No, Chromcor is a single metal core and quite bright compared to this which has a synthetic core. Metal strings will often last longer but I rarely ever see anyone use a steel core string on a violin unless they are a student looking for a cheap string or is a fiddle player.
6/14/2016 09:18:15 am
How would you compare this to Evah Gold or Peter Infeld? I know you said that with the power, it does not have as much power as those other sets; but are they warmer, more brilliant? Do you prefer these?
6/15/2016 09:50:31 am
The are not warmer than Evah Gold but I would say much warmer than PI strings. These are a bit more neutral compared to PI which have quite a bit more soloist punch and brilliance to them while Evah Gold has a bit more richness.
6/15/2016 10:39:30 am
Hi, my violin string is made from bronze which is in gold color. may I know what is the difference with the silver one.
6/15/2016 11:44:37 am
I don't know exactly what you are asking. D strings in sets often come in a Silver version and Aluminum. The Silver, being a heavier weight, allows for a thinner string and often warmer sound blending in better with the G while the Aluminum will be a bit brighter and blend more with the A strings. I have never heard or any violin string being bronze wrapped unless you are just referring to the silk wrapping color.

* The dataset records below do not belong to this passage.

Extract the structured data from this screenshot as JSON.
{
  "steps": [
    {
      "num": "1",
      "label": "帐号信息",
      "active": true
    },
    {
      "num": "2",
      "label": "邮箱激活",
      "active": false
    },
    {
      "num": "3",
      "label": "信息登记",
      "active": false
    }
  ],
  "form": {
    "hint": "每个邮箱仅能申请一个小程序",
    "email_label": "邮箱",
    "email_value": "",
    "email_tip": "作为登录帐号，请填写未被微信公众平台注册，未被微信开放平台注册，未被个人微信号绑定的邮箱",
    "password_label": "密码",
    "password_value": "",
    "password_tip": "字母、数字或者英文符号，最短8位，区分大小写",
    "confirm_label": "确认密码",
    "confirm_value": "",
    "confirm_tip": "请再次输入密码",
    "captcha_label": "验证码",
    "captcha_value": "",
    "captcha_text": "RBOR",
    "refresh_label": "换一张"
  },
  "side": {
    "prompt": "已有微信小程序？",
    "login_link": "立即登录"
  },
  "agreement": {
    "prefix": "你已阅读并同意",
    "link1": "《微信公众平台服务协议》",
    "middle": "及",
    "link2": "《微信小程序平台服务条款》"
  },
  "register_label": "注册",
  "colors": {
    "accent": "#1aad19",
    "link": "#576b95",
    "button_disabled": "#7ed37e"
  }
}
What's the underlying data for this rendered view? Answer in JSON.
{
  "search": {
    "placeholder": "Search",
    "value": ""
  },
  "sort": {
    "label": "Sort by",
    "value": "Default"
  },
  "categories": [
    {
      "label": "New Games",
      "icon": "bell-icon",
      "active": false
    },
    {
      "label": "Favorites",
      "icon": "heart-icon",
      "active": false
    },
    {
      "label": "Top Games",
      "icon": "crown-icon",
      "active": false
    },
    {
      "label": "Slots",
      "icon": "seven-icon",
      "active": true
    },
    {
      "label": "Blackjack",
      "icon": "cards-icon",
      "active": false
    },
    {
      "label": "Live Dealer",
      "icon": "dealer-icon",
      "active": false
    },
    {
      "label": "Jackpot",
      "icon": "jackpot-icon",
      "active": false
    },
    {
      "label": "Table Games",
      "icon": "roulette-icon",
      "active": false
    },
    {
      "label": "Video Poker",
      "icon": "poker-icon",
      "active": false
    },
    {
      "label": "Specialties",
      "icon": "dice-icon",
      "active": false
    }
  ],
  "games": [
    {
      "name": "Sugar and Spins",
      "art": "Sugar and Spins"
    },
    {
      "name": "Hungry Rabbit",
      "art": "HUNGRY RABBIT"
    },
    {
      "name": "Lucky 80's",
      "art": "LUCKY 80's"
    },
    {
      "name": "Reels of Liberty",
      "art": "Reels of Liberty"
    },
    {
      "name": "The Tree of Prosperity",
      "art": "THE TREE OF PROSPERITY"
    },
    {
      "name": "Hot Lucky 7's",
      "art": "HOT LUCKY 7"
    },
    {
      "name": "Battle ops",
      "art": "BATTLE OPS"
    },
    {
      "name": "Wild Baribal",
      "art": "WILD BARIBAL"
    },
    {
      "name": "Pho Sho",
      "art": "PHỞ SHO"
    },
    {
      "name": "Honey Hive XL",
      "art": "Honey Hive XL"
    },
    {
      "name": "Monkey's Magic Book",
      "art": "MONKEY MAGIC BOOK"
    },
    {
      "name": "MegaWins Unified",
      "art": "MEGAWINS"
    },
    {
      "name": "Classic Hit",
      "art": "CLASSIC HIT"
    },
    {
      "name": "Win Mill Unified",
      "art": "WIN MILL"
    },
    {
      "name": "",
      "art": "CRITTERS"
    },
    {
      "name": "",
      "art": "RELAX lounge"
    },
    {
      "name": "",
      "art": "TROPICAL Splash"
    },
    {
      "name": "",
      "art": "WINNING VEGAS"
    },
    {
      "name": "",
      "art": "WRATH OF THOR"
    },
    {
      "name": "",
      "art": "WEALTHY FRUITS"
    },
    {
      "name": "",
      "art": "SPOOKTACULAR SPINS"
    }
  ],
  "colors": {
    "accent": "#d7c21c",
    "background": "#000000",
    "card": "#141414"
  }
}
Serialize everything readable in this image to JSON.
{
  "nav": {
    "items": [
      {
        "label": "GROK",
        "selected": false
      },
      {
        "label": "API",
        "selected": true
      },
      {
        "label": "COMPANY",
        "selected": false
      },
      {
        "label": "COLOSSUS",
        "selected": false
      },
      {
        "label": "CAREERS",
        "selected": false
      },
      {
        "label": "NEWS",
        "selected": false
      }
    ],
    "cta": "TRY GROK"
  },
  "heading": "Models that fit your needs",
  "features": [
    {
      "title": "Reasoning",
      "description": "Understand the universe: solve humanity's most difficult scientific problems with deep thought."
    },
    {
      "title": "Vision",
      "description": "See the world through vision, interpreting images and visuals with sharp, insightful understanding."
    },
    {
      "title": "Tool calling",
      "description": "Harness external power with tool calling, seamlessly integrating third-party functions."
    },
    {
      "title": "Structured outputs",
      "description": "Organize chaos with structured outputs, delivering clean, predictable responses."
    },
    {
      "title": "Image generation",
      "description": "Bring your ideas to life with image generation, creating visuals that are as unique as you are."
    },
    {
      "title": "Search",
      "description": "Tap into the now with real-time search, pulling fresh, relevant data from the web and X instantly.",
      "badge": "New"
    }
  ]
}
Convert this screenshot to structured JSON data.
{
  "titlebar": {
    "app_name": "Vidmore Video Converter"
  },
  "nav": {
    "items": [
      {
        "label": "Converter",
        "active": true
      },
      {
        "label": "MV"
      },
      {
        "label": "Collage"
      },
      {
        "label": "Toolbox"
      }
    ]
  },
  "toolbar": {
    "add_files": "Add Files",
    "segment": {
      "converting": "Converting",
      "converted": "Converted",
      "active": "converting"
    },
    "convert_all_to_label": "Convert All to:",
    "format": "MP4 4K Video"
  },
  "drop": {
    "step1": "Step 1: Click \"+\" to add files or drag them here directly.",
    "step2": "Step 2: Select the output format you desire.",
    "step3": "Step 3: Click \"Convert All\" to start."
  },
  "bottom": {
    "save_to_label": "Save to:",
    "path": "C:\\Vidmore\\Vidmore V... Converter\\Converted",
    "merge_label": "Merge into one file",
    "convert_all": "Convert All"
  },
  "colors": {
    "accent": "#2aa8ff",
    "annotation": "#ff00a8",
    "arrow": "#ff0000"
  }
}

4/22/2018 07:13:15 am
I might be able to shed some light on two comments made above. The first regards Jian Yap, and his question about the bronze on his strings. Dogal's Green Tag (green tag is probably their best selling string) strings are made with brass, which gives them a gold colour. Brass and bronze are easily confused, especially if one is describing these materials via their second language. I think that Jian is asking for a comparison between the chrome, brass and silver versions of Dogal's metal strings. I cannot answer this from personal experience but hopefully one of your readers can. And regarding Josh's question. Dogal is best known for their metal strings, and he might have missed that the string in review is synthetic in core. Again, I can't really give a good comparison between Dogal's chrome wound steel string versus Pirastro's chrome wound steel string. Hopefully one of your readers can.
4/22/2018 08:06:32 am
I stand corrected... and it gets more confusing: Both Dogal's Italian site and their USA website state that they use brass in the Green Label strings. However the package itself actually states "bronze flat wound strings".
Your comment will be posted after it is approved.
Leave a Reply.
Previous Spotlight Reviews
Coruss Synthetic Bow Hair
Leatherwood Bespoke Rosin
Standard vs. Harp Tailpiece
Electric Violin Comparison
NEW Fiddlerman Strings
Vision Strings (Thomastic-Infeld)
Kaplan Viola Amo/Vivo/Forza
Amber Viola (Warchal)
Evah Pirazzi Gold (Pirastro)
Capriccio Soloist (Dogal)
Avantgarde A (Warchal)
Russian Style A (Warchal)
Kaplan Amo & Vivo (D'Addario)
Red Label Pearl (Super-Sensitive)
Amber - Full Set (Warchal)
Amber - Forte E (Warchal)